**Your task**:
Type the entries out once more. Match them exactly.

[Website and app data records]
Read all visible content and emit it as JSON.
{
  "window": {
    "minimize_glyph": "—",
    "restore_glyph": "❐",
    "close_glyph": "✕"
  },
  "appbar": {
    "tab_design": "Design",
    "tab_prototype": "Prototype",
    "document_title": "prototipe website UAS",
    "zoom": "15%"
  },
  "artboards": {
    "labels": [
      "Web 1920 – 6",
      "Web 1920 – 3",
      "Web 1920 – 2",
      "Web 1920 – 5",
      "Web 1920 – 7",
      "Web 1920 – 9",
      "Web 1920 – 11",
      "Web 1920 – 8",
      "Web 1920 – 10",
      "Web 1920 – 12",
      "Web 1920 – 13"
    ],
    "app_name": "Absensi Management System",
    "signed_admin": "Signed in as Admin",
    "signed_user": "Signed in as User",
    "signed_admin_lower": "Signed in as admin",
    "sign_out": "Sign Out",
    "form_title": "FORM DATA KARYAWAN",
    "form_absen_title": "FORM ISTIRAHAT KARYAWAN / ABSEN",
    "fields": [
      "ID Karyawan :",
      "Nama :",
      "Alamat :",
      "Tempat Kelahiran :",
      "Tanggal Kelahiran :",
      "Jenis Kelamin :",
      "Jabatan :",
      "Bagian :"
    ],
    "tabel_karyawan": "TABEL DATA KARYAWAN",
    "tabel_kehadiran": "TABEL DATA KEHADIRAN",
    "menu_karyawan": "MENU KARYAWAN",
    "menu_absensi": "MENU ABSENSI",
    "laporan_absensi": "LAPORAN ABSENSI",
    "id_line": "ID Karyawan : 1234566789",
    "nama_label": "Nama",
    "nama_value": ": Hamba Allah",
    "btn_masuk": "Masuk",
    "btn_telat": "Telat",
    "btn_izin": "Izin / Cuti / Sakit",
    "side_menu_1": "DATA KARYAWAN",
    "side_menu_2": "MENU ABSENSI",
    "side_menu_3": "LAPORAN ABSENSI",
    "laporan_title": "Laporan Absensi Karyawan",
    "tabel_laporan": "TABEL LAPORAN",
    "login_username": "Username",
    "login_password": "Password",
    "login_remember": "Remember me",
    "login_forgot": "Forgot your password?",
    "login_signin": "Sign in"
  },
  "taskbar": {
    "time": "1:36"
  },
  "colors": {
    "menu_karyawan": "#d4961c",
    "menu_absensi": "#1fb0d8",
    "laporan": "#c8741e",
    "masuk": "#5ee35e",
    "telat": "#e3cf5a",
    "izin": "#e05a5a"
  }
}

**Solution to the exercise**:
Read all visible content and emit it as JSON.
{
  "window": {
    "minimize_glyph": "—",
    "restore_glyph": "❐",
    "close_glyph": "✕"
  },
  "appbar": {
    "tab_design": "Design",
    "tab_prototype": "Prototype",
    "document_title": "prototipe website UAS",
    "zoom": "15%"
  },
  "artboards": {
    "labels": [
      "Web 1920 – 6",
      "Web 1920 – 3",
      "Web 1920 – 2",
      "Web 1920 – 5",
      "Web 1920 – 7",
      "Web 1920 – 9",
      "Web 1920 – 11",
      "Web 1920 – 8",
      "Web 1920 – 10",
      "Web 1920 – 12",
      "Web 1920 – 13"
    ],
    "app_name": "Absensi Management System",
    "signed_admin": "Signed in as Admin",
    "signed_user": "Signed in as User",
    "signed_admin_lower": "Signed in as admin",
    "sign_out": "Sign Out",
    "form_title": "FORM DATA KARYAWAN",
    "form_absen_title": "FORM ISTIRAHAT KARYAWAN / ABSEN",
    "fields": [
      "ID Karyawan :",
      "Nama :",
      "Alamat :",
      "Tempat Kelahiran :",
      "Tanggal Kelahiran :",
      "Jenis Kelamin :",
      "Jabatan :",
      "Bagian :"
    ],
    "tabel_karyawan": "TABEL DATA KARYAWAN",
    "tabel_kehadiran": "TABEL DATA KEHADIRAN",
    "menu_karyawan": "MENU KARYAWAN",
    "menu_absensi": "MENU ABSENSI",
    "laporan_absensi": "LAPORAN ABSENSI",
    "id_line": "ID Karyawan : 1234566789",
    "nama_label": "Nama",
    "nama_value": ": Hamba Allah",
    "btn_masuk": "Masuk",
    "btn_telat": "Telat",
    "btn_izin": "Izin / Cuti / Sakit",
    "side_menu_1": "DATA KARYAWAN",
    "side_menu_2": "MENU ABSENSI",
    "side_menu_3": "LAPORAN ABSENSI",
    "laporan_title": "Laporan Absensi Karyawan",
    "tabel_laporan": "TABEL LAPORAN",
    "login_username": "Username",
    "login_password": "Password",
    "login_remember": "Remember me",
    "login_forgot": "Forgot your password?",
    "login_signin": "Sign in"
  },
  "taskbar": {
    "time": "1:36"
  },
  "colors": {
    "menu_karyawan": "#d4961c",
    "menu_absensi": "#1fb0d8",
    "laporan": "#c8741e",
    "masuk": "#5ee35e",
    "telat": "#e3cf5a",
    "izin": "#e05a5a"
  }
}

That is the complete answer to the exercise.